“Blessed are the poor in spirit, for theirs is the kingdom of heaven.
Blessed are those who mourn, for they will be comforted.
Blessed are the meek, for they will inherit the earth.” (Mat. 5)
It is those who “walk through the valley of the shadow of death” (Psa. 23) who are drawn deepest into the Lord’s loving arms. It is they who most powerfully testify to us “how wide, long, high and deep” Yahweh’s great love really is for all of His created ones (Eph. 3). As Betsie Ten Boom (who died in a Nazi concentration camp) so poignantly observed, “There is no pit so deep that He is not deeper still.” Jesus-followers who seek asylum know this beyond doubt to be true.
God’s Word is replete with examples of His tender, compassionate, parental love for the fatherless, the widow and the foreigner, and time after time He makes it clear that He expects His divine love to be replicated by His chosen people—first by the Israelites alone, then by the
Church (Israelites and Gentiles). It is not someone else’s responsibility, it is our own. And this, so that His great name might be praised and that all nations of the earth might be blessed. Consistently, repetitiously, the same corollary persists throughout Scripture. To paraphrase,
“Provide home, community and belonging, loyal love, to the fatherless, the widow and the foreigner because I first did so for you.”
Although things in the original Garden did not go as planned, they were foreseen and it was no surprise to the Uncreated One, who’s “Plan B” was also in the works before the foundations of the cosmos were laid. He determined that human-kind would eventually gain the home they so desperately seek, though not because of their own strength and determination, but because of His. Home was His idea. The tree that would eventually become a “Gateway” (Joh. 10) to home, belonging and community would not be beautiful, but grotesque. It would not have a trunk—
only a vertical beam. It would have no branches—only a horizontal bar. It would bear no leaves—only three long nails. And no birds would perch in its branches—only a Messiah.
Additionally, community and belonging will finally be restored—not only between us and the Lord but also between human-kind. Just as the Tree of Life stood in the middle of the original Garden, so it will also stand in the Eternal Garden. The Tree will produce good fruit every month to be eaten (not ignored), and this time, instead of leaves being used to cover the shame of sin, the leaves of the Tree of Life will be “for the healing of the nations.” (Rev. 22) All the pain and suffering we’ve ever inflicted on one another (by action and inaction) will be healed. Yahweh. Fixes. Everything. And it was His plan all along! Praise God!

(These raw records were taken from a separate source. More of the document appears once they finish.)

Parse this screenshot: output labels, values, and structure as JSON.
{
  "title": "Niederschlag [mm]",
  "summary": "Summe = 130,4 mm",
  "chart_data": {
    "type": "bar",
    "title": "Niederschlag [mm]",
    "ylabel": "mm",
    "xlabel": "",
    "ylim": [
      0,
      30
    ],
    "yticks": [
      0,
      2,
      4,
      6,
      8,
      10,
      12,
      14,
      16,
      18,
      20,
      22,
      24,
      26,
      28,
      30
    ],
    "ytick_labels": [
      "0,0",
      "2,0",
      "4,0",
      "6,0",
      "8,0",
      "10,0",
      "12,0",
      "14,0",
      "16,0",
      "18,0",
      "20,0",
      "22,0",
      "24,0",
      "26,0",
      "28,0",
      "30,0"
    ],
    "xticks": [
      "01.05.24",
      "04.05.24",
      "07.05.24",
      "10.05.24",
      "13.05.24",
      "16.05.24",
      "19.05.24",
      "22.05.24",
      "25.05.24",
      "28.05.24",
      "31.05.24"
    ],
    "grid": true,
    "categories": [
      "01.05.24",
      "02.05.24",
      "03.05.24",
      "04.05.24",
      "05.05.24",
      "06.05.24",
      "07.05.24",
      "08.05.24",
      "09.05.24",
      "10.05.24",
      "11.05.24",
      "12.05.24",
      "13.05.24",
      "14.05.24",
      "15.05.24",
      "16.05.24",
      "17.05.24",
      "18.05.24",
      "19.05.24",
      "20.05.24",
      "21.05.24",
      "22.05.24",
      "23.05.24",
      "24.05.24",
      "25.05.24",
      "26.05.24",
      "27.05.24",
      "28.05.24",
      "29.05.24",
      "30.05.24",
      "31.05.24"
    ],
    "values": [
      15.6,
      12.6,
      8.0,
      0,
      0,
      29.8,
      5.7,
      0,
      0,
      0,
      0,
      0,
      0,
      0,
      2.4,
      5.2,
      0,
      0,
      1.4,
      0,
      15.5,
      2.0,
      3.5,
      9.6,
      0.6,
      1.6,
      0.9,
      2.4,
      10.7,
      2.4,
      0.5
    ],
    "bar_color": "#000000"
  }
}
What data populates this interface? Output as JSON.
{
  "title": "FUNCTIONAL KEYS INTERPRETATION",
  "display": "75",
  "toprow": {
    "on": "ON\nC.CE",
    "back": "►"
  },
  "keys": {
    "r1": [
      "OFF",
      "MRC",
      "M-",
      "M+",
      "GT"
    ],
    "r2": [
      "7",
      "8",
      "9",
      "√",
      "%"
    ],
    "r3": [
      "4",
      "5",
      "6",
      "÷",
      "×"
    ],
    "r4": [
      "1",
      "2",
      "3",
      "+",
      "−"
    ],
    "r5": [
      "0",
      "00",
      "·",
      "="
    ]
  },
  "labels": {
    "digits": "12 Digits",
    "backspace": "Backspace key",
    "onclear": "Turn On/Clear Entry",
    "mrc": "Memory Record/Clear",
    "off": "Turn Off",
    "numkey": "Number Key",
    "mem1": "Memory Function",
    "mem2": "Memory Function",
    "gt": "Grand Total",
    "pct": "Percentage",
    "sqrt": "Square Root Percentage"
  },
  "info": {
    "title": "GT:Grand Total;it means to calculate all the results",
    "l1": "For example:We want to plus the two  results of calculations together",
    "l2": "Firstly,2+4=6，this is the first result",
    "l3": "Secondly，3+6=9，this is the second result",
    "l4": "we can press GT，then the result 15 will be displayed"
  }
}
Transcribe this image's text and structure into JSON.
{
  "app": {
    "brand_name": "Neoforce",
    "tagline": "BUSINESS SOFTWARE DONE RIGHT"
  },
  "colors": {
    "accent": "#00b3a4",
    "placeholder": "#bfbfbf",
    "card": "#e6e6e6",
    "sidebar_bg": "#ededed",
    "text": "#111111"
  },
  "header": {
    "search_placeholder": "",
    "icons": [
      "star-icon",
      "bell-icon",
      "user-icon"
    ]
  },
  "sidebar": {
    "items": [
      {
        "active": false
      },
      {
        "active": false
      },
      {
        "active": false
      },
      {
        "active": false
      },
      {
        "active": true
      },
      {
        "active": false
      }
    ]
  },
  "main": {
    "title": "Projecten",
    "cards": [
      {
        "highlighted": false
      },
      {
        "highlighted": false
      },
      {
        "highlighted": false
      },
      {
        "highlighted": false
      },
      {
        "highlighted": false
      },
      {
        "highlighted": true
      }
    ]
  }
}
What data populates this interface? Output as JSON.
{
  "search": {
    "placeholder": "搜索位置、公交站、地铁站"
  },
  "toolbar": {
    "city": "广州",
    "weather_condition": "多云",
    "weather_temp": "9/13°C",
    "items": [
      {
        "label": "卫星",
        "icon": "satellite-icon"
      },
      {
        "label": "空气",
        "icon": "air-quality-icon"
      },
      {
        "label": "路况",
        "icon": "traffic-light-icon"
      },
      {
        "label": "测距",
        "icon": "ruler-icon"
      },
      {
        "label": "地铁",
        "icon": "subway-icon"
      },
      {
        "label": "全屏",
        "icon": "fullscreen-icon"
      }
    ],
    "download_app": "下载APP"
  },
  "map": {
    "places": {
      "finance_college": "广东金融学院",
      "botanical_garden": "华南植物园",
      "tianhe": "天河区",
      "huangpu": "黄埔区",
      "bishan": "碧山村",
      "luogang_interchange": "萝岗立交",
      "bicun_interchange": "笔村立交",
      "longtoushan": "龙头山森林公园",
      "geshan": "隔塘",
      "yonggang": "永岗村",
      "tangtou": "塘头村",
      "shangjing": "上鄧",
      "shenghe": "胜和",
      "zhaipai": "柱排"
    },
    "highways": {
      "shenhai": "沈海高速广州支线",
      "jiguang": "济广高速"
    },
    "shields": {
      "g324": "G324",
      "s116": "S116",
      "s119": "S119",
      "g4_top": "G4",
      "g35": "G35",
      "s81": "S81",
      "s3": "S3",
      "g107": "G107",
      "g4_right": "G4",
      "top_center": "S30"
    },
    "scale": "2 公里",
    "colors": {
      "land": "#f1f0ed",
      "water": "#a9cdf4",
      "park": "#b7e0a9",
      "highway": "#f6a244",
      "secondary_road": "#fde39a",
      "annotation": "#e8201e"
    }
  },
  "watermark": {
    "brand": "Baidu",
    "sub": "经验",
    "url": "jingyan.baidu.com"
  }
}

At DASH Network, we have the unique opportunity to bless (and be blessed by) people from all over the globe who are seeking the safety of a new home, community and belonging. As Christ loved us and welcomed us into His family, so we also are to do the same for each other. My heartfelt prayer is that we, as the Body of Christ, will be filled to overflowing with the Father’s great love and emboldened to share it freely with the fatherless, the widow and the foreigner, so that, as Jesus said, “by this the world will know that you are My disciples, if you love one another.” (Joh. 3). Because in reality, their souls’ longing for home can only be filled with Christ’s love and He asks us, expects us, to pour out what we’ve already received from Him—lavishly and on the whole world. Because in the end, we are all seeking home.
Please join us as we Stand With DASH and hear the stories of those who have left home and are seeking a new one in a foreign land.
“How great is the love the Father has lavished on us, that we should be called children of God.” 1 John 3:1